The B-2 Spirit bomber is an elegant machine for a war that never came. The flying wing stealth bomber, unveiled for the first time in 1988, represented the near-peak of the American Cold War defense industry. The first Spirit entered operational service in 1997, six years after the end of the Cold War, and only 21 of the bombers were ever built. Nineteen of those bombers remain in service (one was destroyed in a fire in 2008), and on August 9, Northrop Grumman announced the successful demonstration of transferring mission data from a ground station to an airborne bomber’s computer, thanks to new upgrades.
It is easy, given how futuristic the B-2’s appearance remains, to forget that the bomber was designed and built before the ubiquitous wireless data transfers of modern technology. Mission data, or information like where to fly and what targets to bomb, had to be inputted manually. B-2s are crewed by two pilots, and they fly long missions. An Air Force fact sheet lists the range as simply “intercontinental”; the Federation of American Scientists notes the range without refueling is 6,000 nautical miles (6,900 statute miles), and with air refueling the range of the B-2 can cover the entire globe.
On such a long flight, or even a normal one, there’s always a chance a human pilot manually entering data will make an error.
The new technology is an “integrated airborne mission transfer,” which “delivers an advanced capability that enables the B-2 to complete a digital, machine-to-machine transfer of new missions received in flight directly into the aircraft,” Northrop Grumman stated in a release.
Machine-to-machine transfer is a big deal, especially ensuring that it is done securely. Every B-2 bomber is capable of carrying both conventional and nuclear weapons. Together with roughly half of the venerable B-52 bombers, these planes largely constitute the bomber third of the “nuclear triad,” a distribution of nuclear launch capabilities between ground-based Intercontinental Ballistic Missiles (ICBMs), submarine-launched missiles, and bombs dropped or missiles launched by planes. (US fighter jets are also capable of carrying some nuclear bombs, though these aren’t usually included in the discussion of the nuclear triad.)
Carrying nuclear weapons is a terrible responsibility, and films like Dr. Strangelove and Failsafe show what tragedy might happen when a nuclear bomber cannot receive new information in flight. The B-2’s manual system to input data mid-mission makes changes possible. But a human manually entering data can still make errors, even in the least stressful of contexts. A direct machine-to-machine update of mission data removes the possibility of human error from data entry, letting pilots devote their full attention to piloting and other tasks.
In addition, as Northrop Grumman told Air & Space Forces Magazine, this allows mission data to be uploaded to the bomber without interfering with any other computer processes, keeping flight and other critical systems secure. Introducing any connectivity can risk a possible exploit of that entry point by a malicious actor, though it appears the security concerns and risks are being taken seriously.

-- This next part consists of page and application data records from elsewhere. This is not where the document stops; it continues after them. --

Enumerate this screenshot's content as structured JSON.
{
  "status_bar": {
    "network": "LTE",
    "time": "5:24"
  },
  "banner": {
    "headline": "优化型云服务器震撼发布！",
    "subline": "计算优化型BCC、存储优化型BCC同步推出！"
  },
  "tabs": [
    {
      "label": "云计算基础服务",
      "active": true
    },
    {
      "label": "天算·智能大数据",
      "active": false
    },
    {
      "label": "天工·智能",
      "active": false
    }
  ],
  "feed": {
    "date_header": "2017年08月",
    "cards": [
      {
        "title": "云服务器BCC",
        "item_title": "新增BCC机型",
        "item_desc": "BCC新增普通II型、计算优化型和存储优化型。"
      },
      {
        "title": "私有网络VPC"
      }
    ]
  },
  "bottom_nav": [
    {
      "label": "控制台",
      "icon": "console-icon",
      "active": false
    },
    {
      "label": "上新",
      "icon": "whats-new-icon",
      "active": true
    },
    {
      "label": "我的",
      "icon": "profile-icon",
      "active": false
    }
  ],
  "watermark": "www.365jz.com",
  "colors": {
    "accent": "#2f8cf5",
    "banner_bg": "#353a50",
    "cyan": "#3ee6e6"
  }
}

“We are providing the B-2 with the capabilities to communicate and operate in advanced battle management systems and the joint all-domain command and control environment, keeping B-2 ahead of evolving threats,” said Nikki Kodama, vice president and B-2 program manager, Northrop Grumman in a release.
Advanced Battle Management and Joint All Domain are military concepts, heavily pursued by the Pentagon in recent years, that make it so many different tools, from fighter squadrons to bombers to ships to tanks and infantry, can be used together in a fight together. Battle management is giving tools to the commanders in charge of parts, or all these forces, to be able to send new orders as the situation changes. If soldiers fighting on one island spy the deployment of anti-air missiles, and communicate that, a commander could then use that information to redirect bombers on a course out of range of those missiles, for example. In short, the Pentagon wants to make it easier for the military to share information with itself, in a timely fashion.

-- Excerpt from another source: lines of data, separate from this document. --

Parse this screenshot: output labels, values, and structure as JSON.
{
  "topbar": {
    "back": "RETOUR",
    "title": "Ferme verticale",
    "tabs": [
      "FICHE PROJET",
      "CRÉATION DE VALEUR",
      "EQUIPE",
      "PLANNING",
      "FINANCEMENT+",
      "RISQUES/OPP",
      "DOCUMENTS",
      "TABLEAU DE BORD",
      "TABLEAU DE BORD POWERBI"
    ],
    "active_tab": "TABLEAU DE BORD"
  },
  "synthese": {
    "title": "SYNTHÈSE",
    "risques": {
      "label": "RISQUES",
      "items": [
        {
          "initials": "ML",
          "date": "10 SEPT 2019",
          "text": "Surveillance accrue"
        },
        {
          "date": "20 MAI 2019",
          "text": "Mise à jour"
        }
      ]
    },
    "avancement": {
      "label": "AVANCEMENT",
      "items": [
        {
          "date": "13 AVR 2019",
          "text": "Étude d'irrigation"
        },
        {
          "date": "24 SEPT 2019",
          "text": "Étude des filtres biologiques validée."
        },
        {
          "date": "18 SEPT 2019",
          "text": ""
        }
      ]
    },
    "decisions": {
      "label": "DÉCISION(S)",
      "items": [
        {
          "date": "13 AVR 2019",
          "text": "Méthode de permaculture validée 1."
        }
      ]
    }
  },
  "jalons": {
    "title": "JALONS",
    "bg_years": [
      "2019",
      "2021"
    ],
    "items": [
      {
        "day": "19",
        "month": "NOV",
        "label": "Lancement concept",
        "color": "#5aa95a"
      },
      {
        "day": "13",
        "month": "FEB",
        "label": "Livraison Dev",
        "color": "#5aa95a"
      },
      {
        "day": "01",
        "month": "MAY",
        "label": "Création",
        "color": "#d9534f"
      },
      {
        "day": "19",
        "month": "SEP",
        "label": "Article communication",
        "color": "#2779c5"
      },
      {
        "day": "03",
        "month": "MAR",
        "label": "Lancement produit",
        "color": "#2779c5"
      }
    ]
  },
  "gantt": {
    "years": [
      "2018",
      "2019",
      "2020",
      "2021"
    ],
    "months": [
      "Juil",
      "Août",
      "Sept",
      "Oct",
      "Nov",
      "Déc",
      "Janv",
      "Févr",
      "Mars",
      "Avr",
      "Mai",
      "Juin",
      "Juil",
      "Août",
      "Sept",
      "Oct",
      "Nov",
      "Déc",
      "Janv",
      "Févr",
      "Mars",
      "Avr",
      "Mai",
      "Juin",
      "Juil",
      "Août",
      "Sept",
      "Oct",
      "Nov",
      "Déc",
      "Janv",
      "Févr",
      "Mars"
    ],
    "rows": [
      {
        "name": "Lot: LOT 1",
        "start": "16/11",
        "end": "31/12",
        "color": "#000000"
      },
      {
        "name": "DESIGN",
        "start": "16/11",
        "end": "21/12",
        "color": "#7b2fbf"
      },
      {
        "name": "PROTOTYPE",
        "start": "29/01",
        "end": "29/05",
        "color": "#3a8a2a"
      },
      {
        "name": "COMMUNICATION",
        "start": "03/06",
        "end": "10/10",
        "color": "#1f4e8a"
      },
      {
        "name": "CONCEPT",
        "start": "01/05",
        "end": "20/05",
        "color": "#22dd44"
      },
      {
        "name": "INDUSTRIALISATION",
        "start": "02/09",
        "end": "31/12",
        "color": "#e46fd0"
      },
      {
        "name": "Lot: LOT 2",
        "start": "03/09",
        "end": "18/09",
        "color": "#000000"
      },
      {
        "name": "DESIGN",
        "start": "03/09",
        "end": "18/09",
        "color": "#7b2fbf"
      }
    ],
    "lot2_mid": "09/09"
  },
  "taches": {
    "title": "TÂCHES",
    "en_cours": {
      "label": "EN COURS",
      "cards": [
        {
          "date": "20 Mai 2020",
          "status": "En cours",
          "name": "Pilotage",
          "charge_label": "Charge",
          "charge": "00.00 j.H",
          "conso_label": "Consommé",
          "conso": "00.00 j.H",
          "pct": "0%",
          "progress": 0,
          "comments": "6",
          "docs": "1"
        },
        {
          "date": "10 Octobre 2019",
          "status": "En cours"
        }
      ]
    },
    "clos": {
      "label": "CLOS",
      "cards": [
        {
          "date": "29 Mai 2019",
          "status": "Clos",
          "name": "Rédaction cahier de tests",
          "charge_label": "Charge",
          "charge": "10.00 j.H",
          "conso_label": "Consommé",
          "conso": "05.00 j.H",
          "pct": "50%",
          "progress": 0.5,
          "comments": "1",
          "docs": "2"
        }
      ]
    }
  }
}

“The integration of this digital software with our weapon system will further enhance the connectivity and survivability in highly contested environments as part of our ongoing modernization effort,” said Kodama.
Taking in new mission data, directly from machine to machine, reduces the steps in which error can enter the process. It’s the difference between handing someone a written note or playing a verbal game of telephone, where whispered messages can lose or change meaning at every step of the process.
While the B-2 fleet is small, upgrades like this could help ensure the stealth bombers can remain part of the US arsenal for years to come, while the new, more numerous B-21 Raider stealth bomber fleet is built and integrated into the Air Force. There is no retirement date set for the B-2 beyond the readiness of its planned replacement. New tools ensure that, for however long that transition takes, the US will still have a handful of stealth flying wings, ready to drop conventional or nuclear weapons across continents.